> **Work required**: Gather all lines in the data that hold the string "this".

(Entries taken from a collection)
* * *

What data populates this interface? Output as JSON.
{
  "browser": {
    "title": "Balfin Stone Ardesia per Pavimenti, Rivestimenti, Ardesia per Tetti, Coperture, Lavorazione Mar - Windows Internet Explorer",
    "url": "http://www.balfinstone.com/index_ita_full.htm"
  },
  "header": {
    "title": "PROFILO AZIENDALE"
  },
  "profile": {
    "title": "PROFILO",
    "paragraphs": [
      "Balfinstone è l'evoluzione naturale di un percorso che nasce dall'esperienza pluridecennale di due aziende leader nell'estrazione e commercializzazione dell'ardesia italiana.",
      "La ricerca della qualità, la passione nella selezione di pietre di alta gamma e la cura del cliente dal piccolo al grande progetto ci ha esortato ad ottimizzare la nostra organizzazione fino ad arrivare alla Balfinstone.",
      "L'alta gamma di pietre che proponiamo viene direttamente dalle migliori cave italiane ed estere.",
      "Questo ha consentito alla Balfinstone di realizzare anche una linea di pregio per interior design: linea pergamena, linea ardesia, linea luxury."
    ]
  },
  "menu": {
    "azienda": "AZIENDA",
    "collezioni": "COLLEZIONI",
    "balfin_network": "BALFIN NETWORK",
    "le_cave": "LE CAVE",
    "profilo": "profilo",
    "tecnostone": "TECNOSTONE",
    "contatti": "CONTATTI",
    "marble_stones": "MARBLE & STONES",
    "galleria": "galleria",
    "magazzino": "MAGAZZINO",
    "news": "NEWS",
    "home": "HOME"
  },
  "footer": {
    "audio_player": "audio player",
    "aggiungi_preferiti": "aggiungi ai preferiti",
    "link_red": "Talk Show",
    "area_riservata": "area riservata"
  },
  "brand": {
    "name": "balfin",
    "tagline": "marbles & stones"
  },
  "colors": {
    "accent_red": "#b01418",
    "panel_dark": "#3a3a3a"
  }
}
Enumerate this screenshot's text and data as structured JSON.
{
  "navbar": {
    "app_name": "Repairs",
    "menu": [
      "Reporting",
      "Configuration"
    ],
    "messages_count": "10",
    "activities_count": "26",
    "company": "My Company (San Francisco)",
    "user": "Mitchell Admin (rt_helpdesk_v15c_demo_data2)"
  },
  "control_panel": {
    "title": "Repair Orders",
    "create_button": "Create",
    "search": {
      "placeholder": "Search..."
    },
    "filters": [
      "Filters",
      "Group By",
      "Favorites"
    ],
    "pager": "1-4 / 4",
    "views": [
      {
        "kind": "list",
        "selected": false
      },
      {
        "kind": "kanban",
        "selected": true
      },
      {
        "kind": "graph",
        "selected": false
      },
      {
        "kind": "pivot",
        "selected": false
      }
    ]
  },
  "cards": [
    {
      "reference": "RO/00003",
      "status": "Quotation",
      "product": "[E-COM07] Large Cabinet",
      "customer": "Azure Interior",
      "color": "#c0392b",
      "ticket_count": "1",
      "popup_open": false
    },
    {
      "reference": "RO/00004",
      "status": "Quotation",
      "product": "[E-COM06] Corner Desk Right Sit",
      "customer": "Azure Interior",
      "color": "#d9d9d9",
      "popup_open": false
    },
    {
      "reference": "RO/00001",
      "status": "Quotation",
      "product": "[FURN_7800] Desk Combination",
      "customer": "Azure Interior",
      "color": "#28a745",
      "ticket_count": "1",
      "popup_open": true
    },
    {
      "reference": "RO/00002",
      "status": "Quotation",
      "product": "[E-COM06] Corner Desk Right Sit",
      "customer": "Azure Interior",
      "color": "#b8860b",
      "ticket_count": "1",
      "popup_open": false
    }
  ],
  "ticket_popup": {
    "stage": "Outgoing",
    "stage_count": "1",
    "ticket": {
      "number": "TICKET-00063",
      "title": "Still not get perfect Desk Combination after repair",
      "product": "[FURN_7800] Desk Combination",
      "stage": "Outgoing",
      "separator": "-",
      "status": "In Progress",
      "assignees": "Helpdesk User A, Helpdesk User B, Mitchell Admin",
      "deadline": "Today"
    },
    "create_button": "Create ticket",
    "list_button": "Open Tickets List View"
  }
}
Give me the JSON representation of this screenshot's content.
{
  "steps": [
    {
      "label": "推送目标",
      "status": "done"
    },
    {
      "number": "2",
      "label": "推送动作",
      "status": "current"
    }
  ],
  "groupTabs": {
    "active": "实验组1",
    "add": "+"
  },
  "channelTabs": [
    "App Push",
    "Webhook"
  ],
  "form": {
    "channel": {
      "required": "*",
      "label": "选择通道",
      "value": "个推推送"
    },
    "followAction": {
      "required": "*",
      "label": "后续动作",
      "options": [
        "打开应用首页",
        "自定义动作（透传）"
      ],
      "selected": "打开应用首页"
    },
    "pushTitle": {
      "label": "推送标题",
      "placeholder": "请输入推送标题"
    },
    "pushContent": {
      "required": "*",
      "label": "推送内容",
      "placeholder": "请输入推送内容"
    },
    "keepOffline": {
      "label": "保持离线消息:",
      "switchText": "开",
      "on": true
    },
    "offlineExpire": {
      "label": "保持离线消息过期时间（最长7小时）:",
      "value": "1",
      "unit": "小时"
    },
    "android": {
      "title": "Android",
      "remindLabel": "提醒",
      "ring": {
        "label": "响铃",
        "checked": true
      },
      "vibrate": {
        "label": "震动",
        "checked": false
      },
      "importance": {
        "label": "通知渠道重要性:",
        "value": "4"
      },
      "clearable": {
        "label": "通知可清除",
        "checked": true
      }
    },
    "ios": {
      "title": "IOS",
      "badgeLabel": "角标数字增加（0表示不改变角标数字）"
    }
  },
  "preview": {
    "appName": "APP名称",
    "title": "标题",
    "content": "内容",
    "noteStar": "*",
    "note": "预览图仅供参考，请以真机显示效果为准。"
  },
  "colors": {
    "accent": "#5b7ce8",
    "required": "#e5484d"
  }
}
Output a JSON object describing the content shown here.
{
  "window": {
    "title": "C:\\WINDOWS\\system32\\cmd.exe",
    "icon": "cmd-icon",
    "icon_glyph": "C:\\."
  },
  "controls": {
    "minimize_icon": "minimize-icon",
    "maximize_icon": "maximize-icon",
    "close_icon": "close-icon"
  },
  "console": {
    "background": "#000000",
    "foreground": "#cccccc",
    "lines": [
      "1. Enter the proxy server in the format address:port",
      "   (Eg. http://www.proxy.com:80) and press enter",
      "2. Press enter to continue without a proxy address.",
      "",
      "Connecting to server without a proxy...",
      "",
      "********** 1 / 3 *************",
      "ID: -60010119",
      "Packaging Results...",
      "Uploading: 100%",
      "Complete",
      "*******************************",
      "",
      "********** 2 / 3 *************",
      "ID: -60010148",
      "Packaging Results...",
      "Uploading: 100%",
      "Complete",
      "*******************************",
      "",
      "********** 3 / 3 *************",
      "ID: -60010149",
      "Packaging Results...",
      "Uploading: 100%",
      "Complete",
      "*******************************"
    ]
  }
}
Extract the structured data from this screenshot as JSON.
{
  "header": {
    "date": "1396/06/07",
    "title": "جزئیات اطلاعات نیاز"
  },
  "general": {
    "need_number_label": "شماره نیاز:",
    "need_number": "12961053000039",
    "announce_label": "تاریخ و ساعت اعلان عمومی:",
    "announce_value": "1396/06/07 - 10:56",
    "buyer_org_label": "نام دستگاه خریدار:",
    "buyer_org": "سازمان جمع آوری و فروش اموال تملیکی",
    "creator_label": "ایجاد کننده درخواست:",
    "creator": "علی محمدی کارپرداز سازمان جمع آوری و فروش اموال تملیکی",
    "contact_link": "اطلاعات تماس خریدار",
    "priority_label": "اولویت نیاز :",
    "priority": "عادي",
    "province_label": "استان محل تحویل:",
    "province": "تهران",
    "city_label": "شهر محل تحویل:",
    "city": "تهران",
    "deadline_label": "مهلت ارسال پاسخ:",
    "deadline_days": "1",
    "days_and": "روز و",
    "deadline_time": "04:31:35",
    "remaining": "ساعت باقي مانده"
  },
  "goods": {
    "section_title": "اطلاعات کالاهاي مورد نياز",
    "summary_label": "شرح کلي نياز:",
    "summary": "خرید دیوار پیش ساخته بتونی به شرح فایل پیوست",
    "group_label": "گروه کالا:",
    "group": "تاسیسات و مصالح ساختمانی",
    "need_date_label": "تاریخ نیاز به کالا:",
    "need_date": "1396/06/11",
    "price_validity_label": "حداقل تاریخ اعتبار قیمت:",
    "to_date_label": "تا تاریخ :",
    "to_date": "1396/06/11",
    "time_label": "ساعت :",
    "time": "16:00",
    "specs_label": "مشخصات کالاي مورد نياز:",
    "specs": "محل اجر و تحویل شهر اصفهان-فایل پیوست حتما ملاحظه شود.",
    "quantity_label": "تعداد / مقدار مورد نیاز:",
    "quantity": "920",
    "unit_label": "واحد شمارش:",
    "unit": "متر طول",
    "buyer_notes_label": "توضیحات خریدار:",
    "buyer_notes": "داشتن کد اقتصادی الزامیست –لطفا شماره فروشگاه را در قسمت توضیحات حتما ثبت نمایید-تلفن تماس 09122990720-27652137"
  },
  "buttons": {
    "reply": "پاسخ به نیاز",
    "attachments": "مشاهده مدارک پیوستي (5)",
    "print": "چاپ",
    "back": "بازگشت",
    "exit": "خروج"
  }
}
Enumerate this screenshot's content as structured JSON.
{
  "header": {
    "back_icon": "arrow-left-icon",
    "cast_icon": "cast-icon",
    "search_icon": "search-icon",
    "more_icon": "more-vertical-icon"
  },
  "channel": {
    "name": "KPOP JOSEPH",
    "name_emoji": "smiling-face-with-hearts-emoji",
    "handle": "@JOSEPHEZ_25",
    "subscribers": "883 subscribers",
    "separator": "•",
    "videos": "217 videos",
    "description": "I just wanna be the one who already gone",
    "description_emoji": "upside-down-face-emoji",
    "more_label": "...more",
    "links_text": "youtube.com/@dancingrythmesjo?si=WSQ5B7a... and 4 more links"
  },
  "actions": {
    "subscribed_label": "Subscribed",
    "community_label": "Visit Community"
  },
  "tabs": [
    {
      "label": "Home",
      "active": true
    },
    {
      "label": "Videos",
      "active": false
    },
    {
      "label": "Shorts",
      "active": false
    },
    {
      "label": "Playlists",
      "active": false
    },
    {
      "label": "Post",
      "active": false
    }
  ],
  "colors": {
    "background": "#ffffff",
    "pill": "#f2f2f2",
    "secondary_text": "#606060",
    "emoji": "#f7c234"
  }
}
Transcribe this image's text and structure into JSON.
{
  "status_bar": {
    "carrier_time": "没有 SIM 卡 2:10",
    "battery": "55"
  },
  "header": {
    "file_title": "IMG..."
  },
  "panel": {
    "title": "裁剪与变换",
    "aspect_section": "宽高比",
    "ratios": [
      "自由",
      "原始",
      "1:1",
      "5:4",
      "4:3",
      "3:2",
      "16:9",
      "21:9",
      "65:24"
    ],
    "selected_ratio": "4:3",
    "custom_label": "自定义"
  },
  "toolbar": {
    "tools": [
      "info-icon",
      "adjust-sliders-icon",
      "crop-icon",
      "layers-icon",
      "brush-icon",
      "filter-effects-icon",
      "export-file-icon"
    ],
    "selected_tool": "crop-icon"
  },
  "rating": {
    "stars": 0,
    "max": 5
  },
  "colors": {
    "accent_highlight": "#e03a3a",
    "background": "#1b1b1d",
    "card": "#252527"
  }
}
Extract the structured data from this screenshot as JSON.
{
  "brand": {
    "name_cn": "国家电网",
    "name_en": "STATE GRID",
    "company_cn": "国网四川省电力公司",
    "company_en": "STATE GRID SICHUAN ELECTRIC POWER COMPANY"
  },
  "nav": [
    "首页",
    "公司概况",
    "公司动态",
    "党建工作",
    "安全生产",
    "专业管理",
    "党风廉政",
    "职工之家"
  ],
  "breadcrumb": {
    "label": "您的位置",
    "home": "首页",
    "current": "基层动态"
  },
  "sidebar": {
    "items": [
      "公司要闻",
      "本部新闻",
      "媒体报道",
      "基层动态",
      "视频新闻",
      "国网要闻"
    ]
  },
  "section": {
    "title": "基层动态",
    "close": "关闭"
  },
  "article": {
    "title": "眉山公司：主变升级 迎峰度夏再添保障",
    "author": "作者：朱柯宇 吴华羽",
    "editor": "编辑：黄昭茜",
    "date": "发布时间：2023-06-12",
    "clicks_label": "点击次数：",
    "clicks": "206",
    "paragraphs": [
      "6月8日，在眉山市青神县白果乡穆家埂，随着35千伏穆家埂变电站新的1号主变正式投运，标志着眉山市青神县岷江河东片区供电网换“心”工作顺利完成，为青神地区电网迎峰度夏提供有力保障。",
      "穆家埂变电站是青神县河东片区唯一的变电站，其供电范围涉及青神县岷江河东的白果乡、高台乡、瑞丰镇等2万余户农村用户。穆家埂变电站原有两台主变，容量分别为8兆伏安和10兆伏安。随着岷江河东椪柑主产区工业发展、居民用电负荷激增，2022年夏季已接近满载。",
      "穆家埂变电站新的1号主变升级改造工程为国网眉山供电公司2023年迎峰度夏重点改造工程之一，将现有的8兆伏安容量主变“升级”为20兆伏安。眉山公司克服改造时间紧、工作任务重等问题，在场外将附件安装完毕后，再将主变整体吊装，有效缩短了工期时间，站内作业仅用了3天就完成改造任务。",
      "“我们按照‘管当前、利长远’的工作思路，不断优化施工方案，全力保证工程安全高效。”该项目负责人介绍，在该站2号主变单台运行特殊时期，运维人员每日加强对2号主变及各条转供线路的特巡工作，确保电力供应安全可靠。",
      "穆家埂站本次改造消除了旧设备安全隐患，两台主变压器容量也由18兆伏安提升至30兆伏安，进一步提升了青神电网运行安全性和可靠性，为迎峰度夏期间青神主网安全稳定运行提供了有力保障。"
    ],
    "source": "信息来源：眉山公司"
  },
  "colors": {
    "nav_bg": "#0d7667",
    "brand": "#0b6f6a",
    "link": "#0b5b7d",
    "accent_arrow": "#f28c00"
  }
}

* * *

> **Your solution**:
What data populates this interface? Output as JSON.
Enumerate this screenshot's text and data as structured JSON.
Give me the JSON representation of this screenshot's content.
Extract the structured data from this screenshot as JSON.
Enumerate this screenshot's content as structured JSON.
Transcribe this image's text and structure into JSON.
Extract the structured data from this screenshot as JSON.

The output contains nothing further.